Thamyris is said by Pseudo-Apollodorus of Athens to have been a lover of Hyacinth and thus to have been the first man to have loved another male.[7]

Hyacinth was the tutelary deity of one of the principal Spartan festivals, the Hyacinthia, held every summer. The festival lasted three days, one day of mourning for the death of the divine hero Hyacinth, and the last two celebrating his rebirth as Apollo Hayakinthios, though the division of honours is a subject for scholarly controversy.[8]

Interpretation[edit]

The Death of Hyacinth by Giovanni Battista Tiepolo

The name of Hyacinth is of pre-Hellenic origin, as indicated by the suffix -nth.[9] According to classical interpretations, his myth, where Apollo is a Dorian god, is a classical metaphor of the death and rebirth of nature, much as in the myth of Adonis. It has likewise been suggested that Hyacinthus was a pre-Hellenic divinity supplanted by Apollo through the "accident" of his death, to whom he remains associated in the epithet of Apollon Hyakinthios.[10]

See also[edit]

Modern sources[edit]

  • Gantz, Timothy (1993). Early Greek Myth. Baltimore: Johns Hopkins University Press. 
  • Kerenyi, Karl (1959). The Heroes of the Greeks. New York/London: Thames and Hudson. 

Spoken-word myths - audio files[edit]

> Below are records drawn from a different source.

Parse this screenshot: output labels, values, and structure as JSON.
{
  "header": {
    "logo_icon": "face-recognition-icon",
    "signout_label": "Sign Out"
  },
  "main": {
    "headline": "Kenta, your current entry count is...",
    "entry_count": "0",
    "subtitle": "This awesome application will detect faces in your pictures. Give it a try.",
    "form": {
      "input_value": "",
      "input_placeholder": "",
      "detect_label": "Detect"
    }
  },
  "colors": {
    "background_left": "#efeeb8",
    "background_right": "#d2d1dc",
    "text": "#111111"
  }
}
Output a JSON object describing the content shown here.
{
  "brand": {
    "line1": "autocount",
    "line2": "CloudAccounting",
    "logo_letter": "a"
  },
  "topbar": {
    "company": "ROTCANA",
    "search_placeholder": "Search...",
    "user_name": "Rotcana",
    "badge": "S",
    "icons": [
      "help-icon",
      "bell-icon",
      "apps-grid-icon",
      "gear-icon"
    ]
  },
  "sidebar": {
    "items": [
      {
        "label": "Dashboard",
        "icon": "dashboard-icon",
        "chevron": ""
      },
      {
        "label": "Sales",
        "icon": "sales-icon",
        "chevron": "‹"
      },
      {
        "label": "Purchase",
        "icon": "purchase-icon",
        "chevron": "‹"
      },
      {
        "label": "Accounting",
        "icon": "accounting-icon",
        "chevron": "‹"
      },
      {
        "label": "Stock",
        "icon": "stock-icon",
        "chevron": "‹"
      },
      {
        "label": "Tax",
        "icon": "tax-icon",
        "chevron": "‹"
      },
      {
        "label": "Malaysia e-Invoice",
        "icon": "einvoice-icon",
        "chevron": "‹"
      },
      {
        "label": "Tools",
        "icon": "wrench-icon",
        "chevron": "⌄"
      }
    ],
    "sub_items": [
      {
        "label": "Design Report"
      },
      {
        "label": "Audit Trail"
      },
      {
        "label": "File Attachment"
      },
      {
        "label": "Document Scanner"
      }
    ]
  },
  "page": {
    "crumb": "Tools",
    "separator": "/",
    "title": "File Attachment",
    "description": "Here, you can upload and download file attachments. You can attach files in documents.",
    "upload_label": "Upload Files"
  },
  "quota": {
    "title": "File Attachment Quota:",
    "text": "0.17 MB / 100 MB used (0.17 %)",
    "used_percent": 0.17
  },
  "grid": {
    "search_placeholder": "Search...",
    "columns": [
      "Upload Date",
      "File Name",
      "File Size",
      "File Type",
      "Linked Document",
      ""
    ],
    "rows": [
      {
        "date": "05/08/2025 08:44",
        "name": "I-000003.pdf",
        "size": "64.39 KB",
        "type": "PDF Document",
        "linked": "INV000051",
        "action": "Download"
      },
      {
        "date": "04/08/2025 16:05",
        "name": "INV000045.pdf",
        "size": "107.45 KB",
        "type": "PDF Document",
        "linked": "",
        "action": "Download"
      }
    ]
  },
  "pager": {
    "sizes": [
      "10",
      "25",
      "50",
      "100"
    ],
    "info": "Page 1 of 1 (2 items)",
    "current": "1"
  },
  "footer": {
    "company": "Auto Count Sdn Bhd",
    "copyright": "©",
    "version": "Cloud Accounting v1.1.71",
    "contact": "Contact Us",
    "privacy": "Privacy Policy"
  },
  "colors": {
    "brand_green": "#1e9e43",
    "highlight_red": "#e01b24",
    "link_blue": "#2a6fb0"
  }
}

The Hyacinth myth as told by story tellers
Bibliography of reconstruction: Homer, Iliad ii.595-600 (c. 700 BC); Various 5th century BC vase paintings; Palaephatus, On Unbelievable Tales 46. Hyacinthus (330 BC); Pseudo-Apollodorus, Bibliotheca 1.3.3; Ovid, Metamorphoses 10. 162-219 (1 AD – 8 AD); Pausanias, Description of Greece 3.1.3, 3.19.4 (160 – 176 AD); Philostratus the Elder, Images i.24 Hyacinthus (170 – 245 AD); Philostratus the Younger, Images 14. Hyacinthus (170 – 245 AD); Lucian, Dialogues of the Gods 14 (170 AD); First Vatican Mythographer, 197. Thamyris et Musae

Notes[edit]

  1. ^ There have been finds of sub-Mycenaean votive figures and of votive figures from the Geometric Period, but with a gap in continuity between them at this site: "it is clear that a radical reinterpretation has taken place," Walter Burkert has observed, instancing many examples of this break in cult during the "Greek Dark Ages", including Amyklai (Burkert, Greek Religion, 1985, p 49); before the post-war archaeology, Machteld J. Mellink, (Hyakinthos, Utrecht, 1943) had argued for continuity with Minoan origins.
  2. ^ Pseudo-Apollodorus 3. 10.3; Pausanias 3. 1.3, 19.4
  3. ^ Pseudo-Apollodorus, 1. 3.3.
  4. ^ Lucian, Dialogues of the Gods; Servius, commentary on Virgil Eclogue 3. 63; Philostratus, Imagines 1. 24; Ovid Metamorphoses 10. 184.
  5. ^ Other divinely beloved vegetation gods who died in the flower of their youth and were vegetatively transformed, are Narkissos, Kyparissos and Adonis.
  6. ^ Pausanias 3. 19. 4
  7. ^ Pseudo-Apollodorus, 1. 3.3.
  8. ^ As Colin Edmonson points out, Edmonson, "A Graffito from Amykla", Hesperia 28.2 (April - June 1959:162-164) p. 164, giving bibliography note 9.
  9. ^ "As the non-Greek suffix- nth indicates, Hyakinthos was an indigenous deity at Amyklae in Laconia", remarks Nobuo Komita, "Notes on the Pre-Greek Amyklaean God Hyakinthos", 1989 (on-line text)..
  10. ^ Pierre Chantraine, Dictionnaire étymologique de la langue grecque, Klincksieck, 1999, article "ὑάκινθος", p. 1149 b.

External links[edit]